(Data shown Opens)

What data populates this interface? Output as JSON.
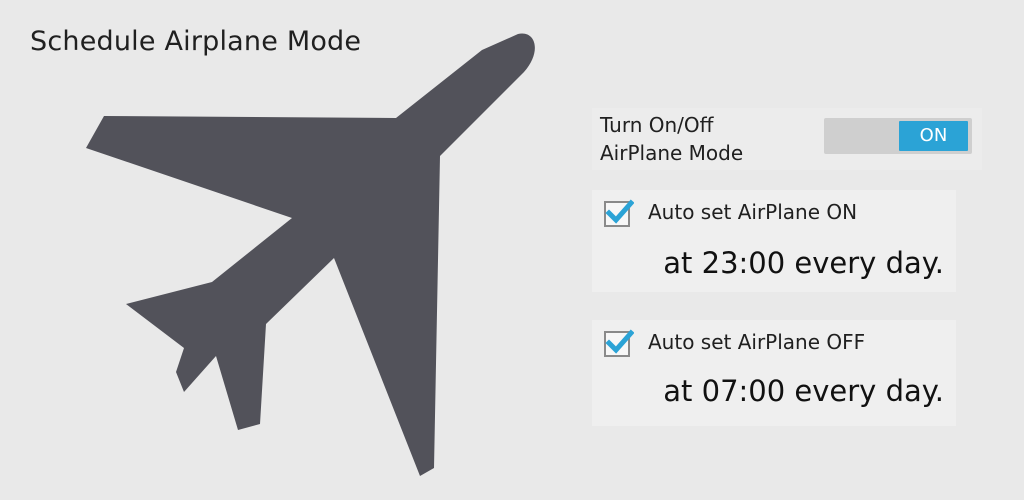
{
  "app": {
    "title": "Schedule Airplane Mode"
  },
  "toggle": {
    "label_line1": "Turn On/Off",
    "label_line2": "AirPlane Mode",
    "state": "ON",
    "accent": "#2ba3d6"
  },
  "schedules": [
    {
      "checked": true,
      "label": "Auto set AirPlane ON",
      "time_text": "at 23:00 every day."
    },
    {
      "checked": true,
      "label": "Auto set AirPlane OFF",
      "time_text": "at 07:00 every day."
    }
  ],
  "icons": {
    "hero": "airplane-icon",
    "check": "checkmark-icon"
  },
  "colors": {
    "icon": "#52525a",
    "background": "#e9e9e9"
  }
}
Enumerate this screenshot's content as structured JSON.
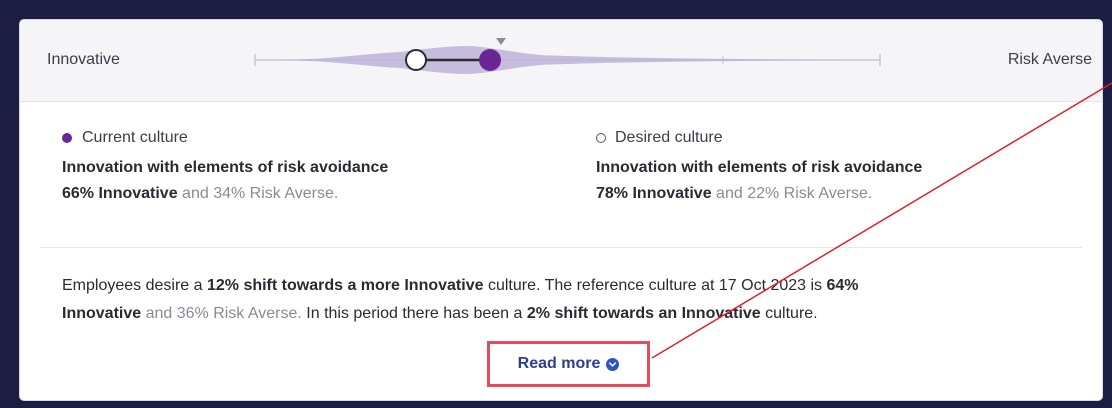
{
  "scale": {
    "left_label": "Innovative",
    "right_label": "Risk Averse",
    "current_innovative_pct": 66,
    "desired_innovative_pct": 78
  },
  "current": {
    "legend": "Current culture",
    "name": "Innovation with elements of risk avoidance",
    "pct_bold": "66% Innovative",
    "pct_rest": " and 34% Risk Averse."
  },
  "desired": {
    "legend": "Desired culture",
    "name": "Innovation with elements of risk avoidance",
    "pct_bold": "78% Innovative",
    "pct_rest": " and 22% Risk Averse."
  },
  "summary": {
    "p1": "Employees desire a ",
    "b1": "12% shift towards a more Innovative",
    "p2": " culture. The reference culture at 17 Oct 2023 is ",
    "b2": "64%",
    "b3": "Innovative",
    "p3": " and 36% Risk Averse.",
    "p4": " In this period there has been a ",
    "b4": "2% shift towards an Innovative",
    "p5": " culture."
  },
  "read_more": "Read more",
  "colors": {
    "current_dot": "#6b2594",
    "highlight_box": "#e84b57",
    "annotation_line": "#e0202a",
    "link": "#2c3f8f"
  }
}
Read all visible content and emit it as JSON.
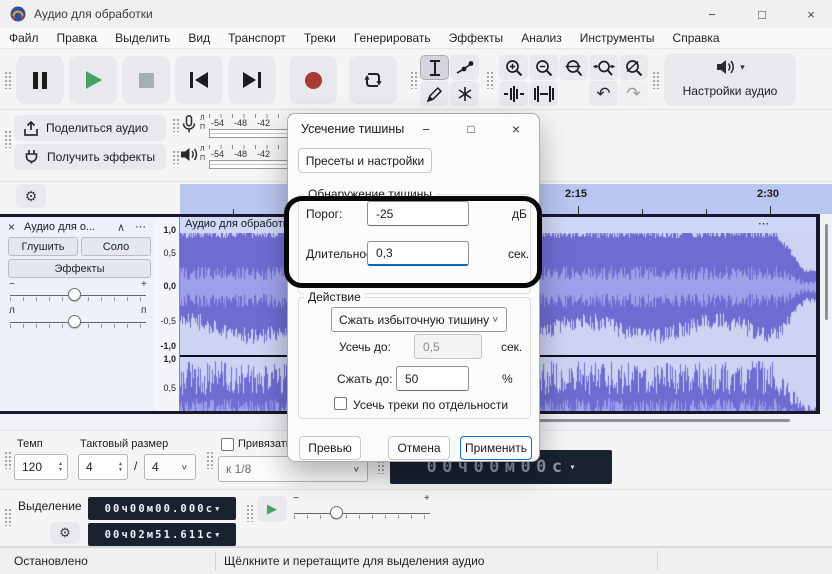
{
  "window": {
    "title": "Аудио для обработки"
  },
  "icons": {
    "minimize": "−",
    "maximize": "□",
    "close": "×",
    "collapse": "∧",
    "menu_dots": "⋯",
    "gear": "⚙",
    "undo": "↶",
    "redo": "↷",
    "play_small": "▶",
    "dropdown": "▼",
    "caret": "▾",
    "chevron": "∨",
    "spin_up": "▲",
    "spin_down": "▼",
    "minus": "−",
    "plus": "+",
    "slash": "/"
  },
  "menu": {
    "items": [
      "Файл",
      "Правка",
      "Выделить",
      "Вид",
      "Транспорт",
      "Треки",
      "Генерировать",
      "Эффекты",
      "Анализ",
      "Инструменты",
      "Справка"
    ]
  },
  "toolbar": {
    "audio_setup_label": "Настройки аудио"
  },
  "share": {
    "share_label": "Поделиться аудио",
    "effects_label": "Получить эффекты"
  },
  "meters": {
    "left": "Л",
    "right": "П",
    "scale": [
      "-54",
      "-48",
      "-42"
    ]
  },
  "timeline": {
    "labels": [
      "2:15",
      "2:30"
    ]
  },
  "track": {
    "panel_title": "Аудио для о...",
    "clip_name": "Аудио для обработки",
    "mute_label": "Глушить",
    "solo_label": "Соло",
    "effects_label": "Эффекты",
    "pan_left": "л",
    "pan_right": "п",
    "ruler_top": [
      "1,0",
      "0,5",
      "0,0",
      "-0,5",
      "-1,0"
    ],
    "ruler_bottom": [
      "1,0",
      "0,5"
    ]
  },
  "colors": {
    "accent": "#0067c0",
    "wave_bg": "#ccd3f3",
    "wave_fg": "#6e6cd1",
    "wave_rms": "#9da1ea",
    "timeline_bg": "#b9c6f0",
    "display_bg": "#1a2230",
    "play_green": "#46a165",
    "record_red": "#a93a36"
  },
  "dialog": {
    "title": "Усечение тишины",
    "presets_button": "Пресеты и настройки",
    "detection_group": "Обнаружение тишины",
    "threshold_label": "Порог:",
    "threshold_value": "-25",
    "threshold_unit": "дБ",
    "duration_label": "Длительность:",
    "duration_value": "0,3",
    "duration_unit": "сек.",
    "action_group": "Действие",
    "action_value": "Сжать избыточную тишину",
    "truncate_label": "Усечь до:",
    "truncate_value": "0,5",
    "truncate_unit": "сек.",
    "compress_label": "Сжать до:",
    "compress_value": "50",
    "compress_unit": "%",
    "independent_label": "Усечь треки по отдельности",
    "preview_button": "Превью",
    "cancel_button": "Отмена",
    "apply_button": "Применить"
  },
  "time_toolbar": {
    "tempo_label": "Темп",
    "tempo_value": "120",
    "time_sig_label": "Тактовый размер",
    "beats_value": "4",
    "denom_value": "4",
    "snap_label": "Привязать",
    "snap_value": "к 1/8",
    "time_display": "00ч00м00с"
  },
  "selection_toolbar": {
    "label": "Выделение",
    "start_value": "00ч00м00.000с",
    "end_value": "00ч02м51.611с"
  },
  "status": {
    "state": "Остановлено",
    "hint": "Щёлкните и перетащите для выделения аудио"
  }
}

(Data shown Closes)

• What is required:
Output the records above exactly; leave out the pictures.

• Output for this task:
What data populates this interface? Output as JSON.
{
  "app": {
    "title": "Schedule Airplane Mode"
  },
  "toggle": {
    "label_line1": "Turn On/Off",
    "label_line2": "AirPlane Mode",
    "state": "ON",
    "accent": "#2ba3d6"
  },
  "schedules": [
    {
      "checked": true,
      "label": "Auto set AirPlane ON",
      "time_text": "at 23:00 every day."
    },
    {
      "checked": true,
      "label": "Auto set AirPlane OFF",
      "time_text": "at 07:00 every day."
    }
  ],
  "icons": {
    "hero": "airplane-icon",
    "check": "checkmark-icon"
  },
  "colors": {
    "icon": "#52525a",
    "background": "#e9e9e9"
  }
}
Enumerate this screenshot's content as structured JSON.
{
  "scale": {
    "left_label": "Innovative",
    "right_label": "Risk Averse",
    "current_innovative_pct": 66,
    "desired_innovative_pct": 78
  },
  "current": {
    "legend": "Current culture",
    "name": "Innovation with elements of risk avoidance",
    "pct_bold": "66% Innovative",
    "pct_rest": " and 34% Risk Averse."
  },
  "desired": {
    "legend": "Desired culture",
    "name": "Innovation with elements of risk avoidance",
    "pct_bold": "78% Innovative",
    "pct_rest": " and 22% Risk Averse."
  },
  "summary": {
    "p1": "Employees desire a ",
    "b1": "12% shift towards a more Innovative",
    "p2": " culture. The reference culture at 17 Oct 2023 is ",
    "b2": "64%",
    "b3": "Innovative",
    "p3": " and 36% Risk Averse.",
    "p4": " In this period there has been a ",
    "b4": "2% shift towards an Innovative",
    "p5": " culture."
  },
  "read_more": "Read more",
  "colors": {
    "current_dot": "#6b2594",
    "highlight_box": "#e84b57",
    "annotation_line": "#e0202a",
    "link": "#2c3f8f"
  }
}
Read all visible content and emit it as JSON.
{
  "window": {
    "title": "Аудио для обработки"
  },
  "icons": {
    "minimize": "−",
    "maximize": "□",
    "close": "×",
    "collapse": "∧",
    "menu_dots": "⋯",
    "gear": "⚙",
    "undo": "↶",
    "redo": "↷",
    "play_small": "▶",
    "dropdown": "▼",
    "caret": "▾",
    "chevron": "∨",
    "spin_up": "▲",
    "spin_down": "▼",
    "minus": "−",
    "plus": "+",
    "slash": "/"
  },
  "menu": {
    "items": [
      "Файл",
      "Правка",
      "Выделить",
      "Вид",
      "Транспорт",
      "Треки",
      "Генерировать",
      "Эффекты",
      "Анализ",
      "Инструменты",
      "Справка"
    ]
  },
  "toolbar": {
    "audio_setup_label": "Настройки аудио"
  },
  "share": {
    "share_label": "Поделиться аудио",
    "effects_label": "Получить эффекты"
  },
  "meters": {
    "left": "Л",
    "right": "П",
    "scale": [
      "-54",
      "-48",
      "-42"
    ]
  },
  "timeline": {
    "labels": [
      "2:15",
      "2:30"
    ]
  },
  "track": {
    "panel_title": "Аудио для о...",
    "clip_name": "Аудио для обработки",
    "mute_label": "Глушить",
    "solo_label": "Соло",
    "effects_label": "Эффекты",
    "pan_left": "л",
    "pan_right": "п",
    "ruler_top": [
      "1,0",
      "0,5",
      "0,0",
      "-0,5",
      "-1,0"
    ],
    "ruler_bottom": [
      "1,0",
      "0,5"
    ]
  },
  "colors": {
    "accent": "#0067c0",
    "wave_bg": "#ccd3f3",
    "wave_fg": "#6e6cd1",
    "wave_rms": "#9da1ea",
    "timeline_bg": "#b9c6f0",
    "display_bg": "#1a2230",
    "play_green": "#46a165",
    "record_red": "#a93a36"
  },
  "dialog": {
    "title": "Усечение тишины",
    "presets_button": "Пресеты и настройки",
    "detection_group": "Обнаружение тишины",
    "threshold_label": "Порог:",
    "threshold_value": "-25",
    "threshold_unit": "дБ",
    "duration_label": "Длительность:",
    "duration_value": "0,3",
    "duration_unit": "сек.",
    "action_group": "Действие",
    "action_value": "Сжать избыточную тишину",
    "truncate_label": "Усечь до:",
    "truncate_value": "0,5",
    "truncate_unit": "сек.",
    "compress_label": "Сжать до:",
    "compress_value": "50",
    "compress_unit": "%",
    "independent_label": "Усечь треки по отдельности",
    "preview_button": "Превью",
    "cancel_button": "Отмена",
    "apply_button": "Применить"
  },
  "time_toolbar": {
    "tempo_label": "Темп",
    "tempo_value": "120",
    "time_sig_label": "Тактовый размер",
    "beats_value": "4",
    "denom_value": "4",
    "snap_label": "Привязать",
    "snap_value": "к 1/8",
    "time_display": "00ч00м00с"
  },
  "selection_toolbar": {
    "label": "Выделение",
    "start_value": "00ч00м00.000с",
    "end_value": "00ч02м51.611с"
  },
  "status": {
    "state": "Остановлено",
    "hint": "Щёлкните и перетащите для выделения аудио"
  }
}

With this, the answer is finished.